Thoughts on the steroid scandal

1. Roger Clemens is the subject of a federal grand jury for lying to Congress about his steroid use.

2. The Clear was legal and not a steroid, which seems to exonerate Barry Bonds of perjury.

3. Bonds will remain a pariah while Clemens's steroid use and subsequent lying will not significantly damage his legacy.

3 comments:

BuckWeaver said...

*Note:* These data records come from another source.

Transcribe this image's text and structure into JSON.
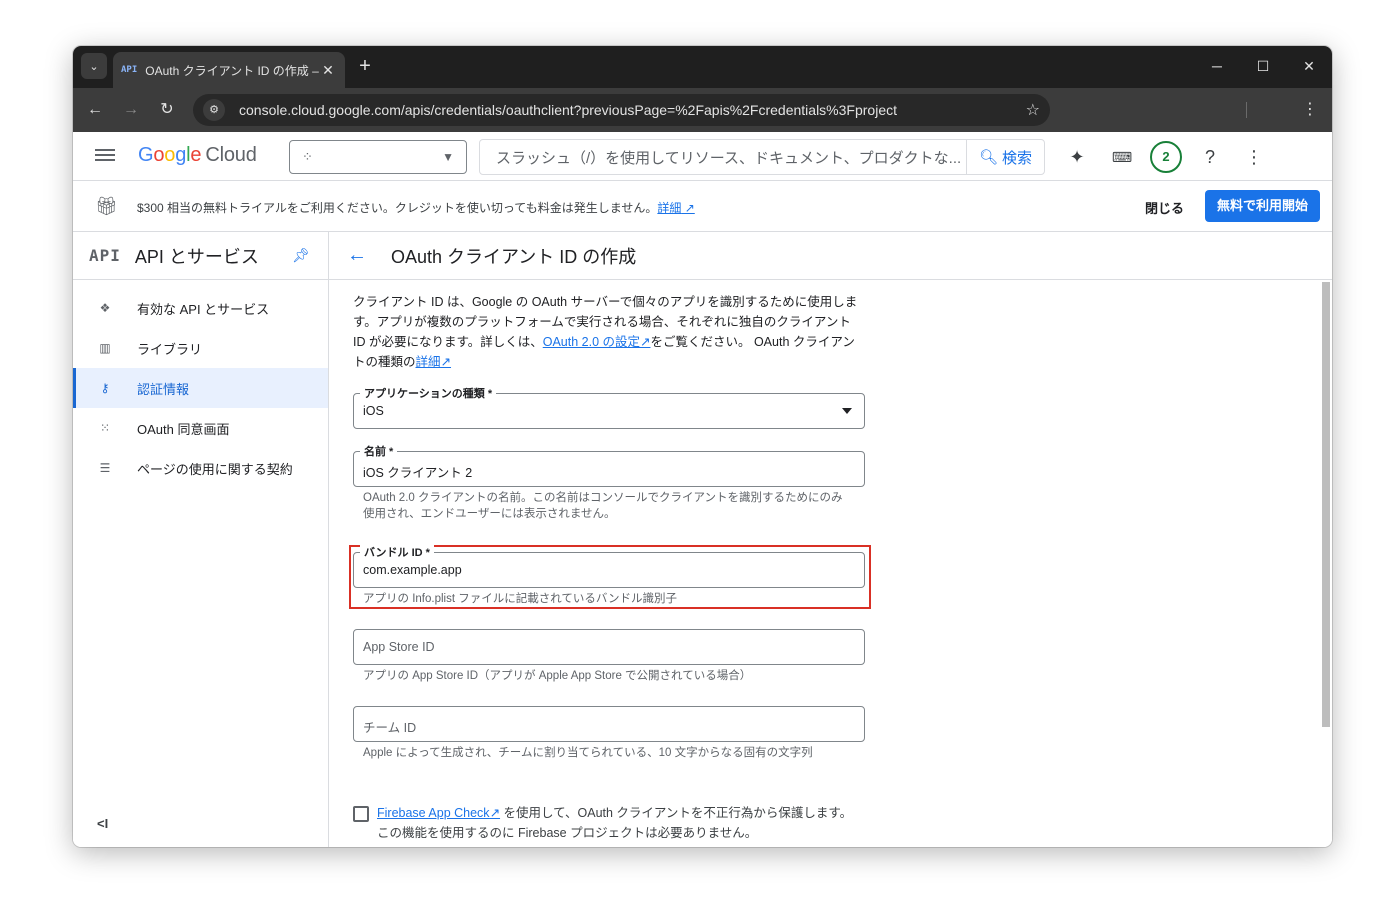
{
  "browser": {
    "tab_title": "OAuth クライアント ID の作成 –",
    "tab_favicon": "API",
    "url": "console.cloud.google.com/apis/credentials/oauthclient?previousPage=%2Fapis%2Fcredentials%3Fproject"
  },
  "header": {
    "logo_google": "Google",
    "logo_cloud": "Cloud",
    "search_placeholder": "スラッシュ（/）を使用してリソース、ドキュメント、プロダクトな...",
    "search_button": "検索",
    "notification_count": "2"
  },
  "banner": {
    "text": "$300 相当の無料トライアルをご利用ください。クレジットを使い切っても料金は発生しません。",
    "link": "詳細",
    "close": "閉じる",
    "cta": "無料で利用開始"
  },
  "sidebar": {
    "logo": "API",
    "title": "API とサービス",
    "items": [
      {
        "label": "有効な API とサービス",
        "icon": "diamond-dots-icon"
      },
      {
        "label": "ライブラリ",
        "icon": "library-icon"
      },
      {
        "label": "認証情報",
        "icon": "key-icon",
        "active": true
      },
      {
        "label": "OAuth 同意画面",
        "icon": "dots-grid-icon"
      },
      {
        "label": "ページの使用に関する契約",
        "icon": "settings-list-icon"
      }
    ],
    "collapse": "<I"
  },
  "main": {
    "title": "OAuth クライアント ID の作成",
    "intro_1": "クライアント ID は、Google の OAuth サーバーで個々のアプリを識別するために使用します。アプリが複数のプラットフォームで実行される場合、それぞれに独自のクライアント ID が必要になります。詳しくは、",
    "intro_link1": "OAuth 2.0 の設定",
    "intro_2": "をご覧ください。 OAuth クライアントの種類の",
    "intro_link2": "詳細",
    "app_type": {
      "label": "アプリケーションの種類 *",
      "value": "iOS"
    },
    "name": {
      "label": "名前 *",
      "value": "iOS クライアント 2",
      "hint": "OAuth 2.0 クライアントの名前。この名前はコンソールでクライアントを識別するためにのみ使用され、エンドユーザーには表示されません。"
    },
    "bundle": {
      "label": "バンドル ID *",
      "value": "com.example.app",
      "hint": "アプリの Info.plist ファイルに記載されているバンドル識別子"
    },
    "appstore": {
      "placeholder": "App Store ID",
      "hint": "アプリの App Store ID（アプリが Apple App Store で公開されている場合）"
    },
    "team": {
      "placeholder": "チーム ID",
      "hint": "Apple によって生成され、チームに割り当てられている、10 文字からなる固有の文字列"
    },
    "firebase": {
      "link": "Firebase App Check",
      "text": " を使用して、OAuth クライアントを不正行為から保護します。この機能を使用するのに Firebase プロジェクトは必要ありません。"
    }
  },
  "colors": {
    "accent": "#1a73e8",
    "highlight": "#d93025",
    "chrome_dark": "#1f1f1f"
  }
}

Strongly disagree. Clemens, Bonds's equal in poltroonhood, will be scarred almost equally, largely because of the way he has so thoroughly fumbled a once barely tarnished reputation as one of the game's top five pitchers of all time. Bonds's problem is that he broke two cherished records -- one completely illegitimized by the clown twins Mark and Sammy, and the other held by an actual American hero. That incites animus. Clemens is more head-shaking because he was already one of the best ever, and yet he felt the need to invite his trainer into his bedroom to inject HGH into his cougar wife's buttocks, go before COngress in Palmeirian fashion, then have the balls to do the 60 Minutes thing, an interview that more or less finished him. Anyone who takes this jerkwad seriously as a Hall of Fame candidate should have their fergusonjenkins re-examined. But, then again, I'm only the guy in favor of a one-strike-and-your-out rule. (Would also like to see prison time for McGwire, Sosa, Giambi, Brady Anderson, both brothers Boone, and, posthumously, Ken Caminiti.) Also, props to Jim Ed Rice, the last legitimate power hitter.

Doyle said...

I hope you're right that Clemens' career will be discounted to the same extent. But the coverage of the two situations has already been quite different. We don't have ESPN's Pedro Gomez rifling through Clemens' underwear drawer and telling viewers what he found twice a day. Pure speculation: if you asked non-baseball fans about Bonds and Clemens, twice as many would associate Bonds with steroids than Clemens.

And I don't think the fact that Bonds/Clemens broke records makes them more morally culpable than, say, Neifi Perez.

Doyle said...

And Ken Caminiti? That's cold. Dude had enough problems.